All the data below needs to be retyped exactly as shown.

— PROVIDED DATA —
________
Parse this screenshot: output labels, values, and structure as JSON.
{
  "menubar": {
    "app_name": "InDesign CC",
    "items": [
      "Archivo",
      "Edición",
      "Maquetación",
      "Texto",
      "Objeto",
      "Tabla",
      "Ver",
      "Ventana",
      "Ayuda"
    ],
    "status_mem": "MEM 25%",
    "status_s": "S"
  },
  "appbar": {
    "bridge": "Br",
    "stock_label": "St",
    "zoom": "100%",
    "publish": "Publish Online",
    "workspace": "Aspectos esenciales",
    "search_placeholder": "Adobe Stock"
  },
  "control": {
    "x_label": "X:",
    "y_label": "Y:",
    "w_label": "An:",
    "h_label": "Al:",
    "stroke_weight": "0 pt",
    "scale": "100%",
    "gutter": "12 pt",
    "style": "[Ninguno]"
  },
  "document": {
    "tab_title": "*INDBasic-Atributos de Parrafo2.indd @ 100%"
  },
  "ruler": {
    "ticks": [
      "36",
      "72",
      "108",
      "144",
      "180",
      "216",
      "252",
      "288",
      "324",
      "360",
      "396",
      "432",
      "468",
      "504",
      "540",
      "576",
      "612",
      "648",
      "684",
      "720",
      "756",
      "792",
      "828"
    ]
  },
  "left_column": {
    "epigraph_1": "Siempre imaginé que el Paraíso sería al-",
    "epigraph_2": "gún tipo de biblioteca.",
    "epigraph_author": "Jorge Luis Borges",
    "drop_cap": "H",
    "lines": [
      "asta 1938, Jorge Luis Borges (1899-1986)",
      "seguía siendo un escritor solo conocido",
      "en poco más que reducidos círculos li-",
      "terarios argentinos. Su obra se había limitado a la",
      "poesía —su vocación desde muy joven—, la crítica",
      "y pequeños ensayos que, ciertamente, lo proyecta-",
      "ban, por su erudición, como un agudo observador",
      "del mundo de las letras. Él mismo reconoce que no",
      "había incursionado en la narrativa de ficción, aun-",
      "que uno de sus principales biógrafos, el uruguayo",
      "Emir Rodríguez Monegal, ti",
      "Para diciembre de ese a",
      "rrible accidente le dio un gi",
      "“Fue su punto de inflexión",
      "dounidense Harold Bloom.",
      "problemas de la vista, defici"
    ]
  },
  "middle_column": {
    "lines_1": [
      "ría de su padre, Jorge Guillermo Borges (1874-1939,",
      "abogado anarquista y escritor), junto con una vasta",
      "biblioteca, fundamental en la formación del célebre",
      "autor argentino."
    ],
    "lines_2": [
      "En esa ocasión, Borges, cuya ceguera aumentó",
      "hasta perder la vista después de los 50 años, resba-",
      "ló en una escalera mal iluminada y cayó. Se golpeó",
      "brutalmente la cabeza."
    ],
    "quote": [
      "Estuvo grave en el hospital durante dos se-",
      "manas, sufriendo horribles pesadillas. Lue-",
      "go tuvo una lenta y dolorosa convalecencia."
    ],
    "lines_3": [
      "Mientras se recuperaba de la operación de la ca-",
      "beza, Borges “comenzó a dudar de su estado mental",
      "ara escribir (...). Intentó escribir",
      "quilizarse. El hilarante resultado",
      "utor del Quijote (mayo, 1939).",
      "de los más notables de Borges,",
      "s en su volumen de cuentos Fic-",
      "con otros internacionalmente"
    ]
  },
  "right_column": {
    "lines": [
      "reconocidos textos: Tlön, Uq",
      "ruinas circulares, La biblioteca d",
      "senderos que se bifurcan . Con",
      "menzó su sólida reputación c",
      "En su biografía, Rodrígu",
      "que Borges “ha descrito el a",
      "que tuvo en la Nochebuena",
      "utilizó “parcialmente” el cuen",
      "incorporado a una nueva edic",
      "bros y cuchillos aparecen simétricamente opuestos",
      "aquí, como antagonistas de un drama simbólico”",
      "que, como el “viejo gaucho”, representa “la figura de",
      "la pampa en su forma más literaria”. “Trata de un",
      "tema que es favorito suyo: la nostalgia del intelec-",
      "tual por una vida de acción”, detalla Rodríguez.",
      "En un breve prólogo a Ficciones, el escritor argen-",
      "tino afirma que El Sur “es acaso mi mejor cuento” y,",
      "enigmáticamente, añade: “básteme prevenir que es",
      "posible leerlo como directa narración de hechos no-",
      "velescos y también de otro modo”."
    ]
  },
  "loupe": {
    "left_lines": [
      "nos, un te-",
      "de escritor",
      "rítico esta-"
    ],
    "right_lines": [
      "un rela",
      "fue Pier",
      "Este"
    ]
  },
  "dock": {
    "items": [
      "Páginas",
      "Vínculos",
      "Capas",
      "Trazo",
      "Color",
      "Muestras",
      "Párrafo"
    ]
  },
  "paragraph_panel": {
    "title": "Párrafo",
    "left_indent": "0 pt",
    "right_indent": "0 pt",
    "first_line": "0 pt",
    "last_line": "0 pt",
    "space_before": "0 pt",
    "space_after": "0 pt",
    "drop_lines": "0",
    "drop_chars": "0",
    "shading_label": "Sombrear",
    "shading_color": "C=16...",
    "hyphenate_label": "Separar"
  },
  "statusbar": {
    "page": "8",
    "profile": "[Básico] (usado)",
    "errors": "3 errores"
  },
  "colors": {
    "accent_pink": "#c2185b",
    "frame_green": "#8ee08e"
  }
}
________
— ANSWER BELOW —
Parse this screenshot: output labels, values, and structure as JSON.
{
  "menubar": {
    "app_name": "InDesign CC",
    "items": [
      "Archivo",
      "Edición",
      "Maquetación",
      "Texto",
      "Objeto",
      "Tabla",
      "Ver",
      "Ventana",
      "Ayuda"
    ],
    "status_mem": "MEM 25%",
    "status_s": "S"
  },
  "appbar": {
    "bridge": "Br",
    "stock_label": "St",
    "zoom": "100%",
    "publish": "Publish Online",
    "workspace": "Aspectos esenciales",
    "search_placeholder": "Adobe Stock"
  },
  "control": {
    "x_label": "X:",
    "y_label": "Y:",
    "w_label": "An:",
    "h_label": "Al:",
    "stroke_weight": "0 pt",
    "scale": "100%",
    "gutter": "12 pt",
    "style": "[Ninguno]"
  },
  "document": {
    "tab_title": "*INDBasic-Atributos de Parrafo2.indd @ 100%"
  },
  "ruler": {
    "ticks": [
      "36",
      "72",
      "108",
      "144",
      "180",
      "216",
      "252",
      "288",
      "324",
      "360",
      "396",
      "432",
      "468",
      "504",
      "540",
      "576",
      "612",
      "648",
      "684",
      "720",
      "756",
      "792",
      "828"
    ]
  },
  "left_column": {
    "epigraph_1": "Siempre imaginé que el Paraíso sería al-",
    "epigraph_2": "gún tipo de biblioteca.",
    "epigraph_author": "Jorge Luis Borges",
    "drop_cap": "H",
    "lines": [
      "asta 1938, Jorge Luis Borges (1899-1986)",
      "seguía siendo un escritor solo conocido",
      "en poco más que reducidos círculos li-",
      "terarios argentinos. Su obra se había limitado a la",
      "poesía —su vocación desde muy joven—, la crítica",
      "y pequeños ensayos que, ciertamente, lo proyecta-",
      "ban, por su erudición, como un agudo observador",
      "del mundo de las letras. Él mismo reconoce que no",
      "había incursionado en la narrativa de ficción, aun-",
      "que uno de sus principales biógrafos, el uruguayo",
      "Emir Rodríguez Monegal, ti",
      "Para diciembre de ese a",
      "rrible accidente le dio un gi",
      "“Fue su punto de inflexión",
      "dounidense Harold Bloom.",
      "problemas de la vista, defici"
    ]
  },
  "middle_column": {
    "lines_1": [
      "ría de su padre, Jorge Guillermo Borges (1874-1939,",
      "abogado anarquista y escritor), junto con una vasta",
      "biblioteca, fundamental en la formación del célebre",
      "autor argentino."
    ],
    "lines_2": [
      "En esa ocasión, Borges, cuya ceguera aumentó",
      "hasta perder la vista después de los 50 años, resba-",
      "ló en una escalera mal iluminada y cayó. Se golpeó",
      "brutalmente la cabeza."
    ],
    "quote": [
      "Estuvo grave en el hospital durante dos se-",
      "manas, sufriendo horribles pesadillas. Lue-",
      "go tuvo una lenta y dolorosa convalecencia."
    ],
    "lines_3": [
      "Mientras se recuperaba de la operación de la ca-",
      "beza, Borges “comenzó a dudar de su estado mental",
      "ara escribir (...). Intentó escribir",
      "quilizarse. El hilarante resultado",
      "utor del Quijote (mayo, 1939).",
      "de los más notables de Borges,",
      "s en su volumen de cuentos Fic-",
      "con otros internacionalmente"
    ]
  },
  "right_column": {
    "lines": [
      "reconocidos textos: Tlön, Uq",
      "ruinas circulares, La biblioteca d",
      "senderos que se bifurcan . Con",
      "menzó su sólida reputación c",
      "En su biografía, Rodrígu",
      "que Borges “ha descrito el a",
      "que tuvo en la Nochebuena",
      "utilizó “parcialmente” el cuen",
      "incorporado a una nueva edic",
      "bros y cuchillos aparecen simétricamente opuestos",
      "aquí, como antagonistas de un drama simbólico”",
      "que, como el “viejo gaucho”, representa “la figura de",
      "la pampa en su forma más literaria”. “Trata de un",
      "tema que es favorito suyo: la nostalgia del intelec-",
      "tual por una vida de acción”, detalla Rodríguez.",
      "En un breve prólogo a Ficciones, el escritor argen-",
      "tino afirma que El Sur “es acaso mi mejor cuento” y,",
      "enigmáticamente, añade: “básteme prevenir que es",
      "posible leerlo como directa narración de hechos no-",
      "velescos y también de otro modo”."
    ]
  },
  "loupe": {
    "left_lines": [
      "nos, un te-",
      "de escritor",
      "rítico esta-"
    ],
    "right_lines": [
      "un rela",
      "fue Pier",
      "Este"
    ]
  },
  "dock": {
    "items": [
      "Páginas",
      "Vínculos",
      "Capas",
      "Trazo",
      "Color",
      "Muestras",
      "Párrafo"
    ]
  },
  "paragraph_panel": {
    "title": "Párrafo",
    "left_indent": "0 pt",
    "right_indent": "0 pt",
    "first_line": "0 pt",
    "last_line": "0 pt",
    "space_before": "0 pt",
    "space_after": "0 pt",
    "drop_lines": "0",
    "drop_chars": "0",
    "shading_label": "Sombrear",
    "shading_color": "C=16...",
    "hyphenate_label": "Separar"
  },
  "statusbar": {
    "page": "8",
    "profile": "[Básico] (usado)",
    "errors": "3 errores"
  },
  "colors": {
    "accent_pink": "#c2185b",
    "frame_green": "#8ee08e"
  }
}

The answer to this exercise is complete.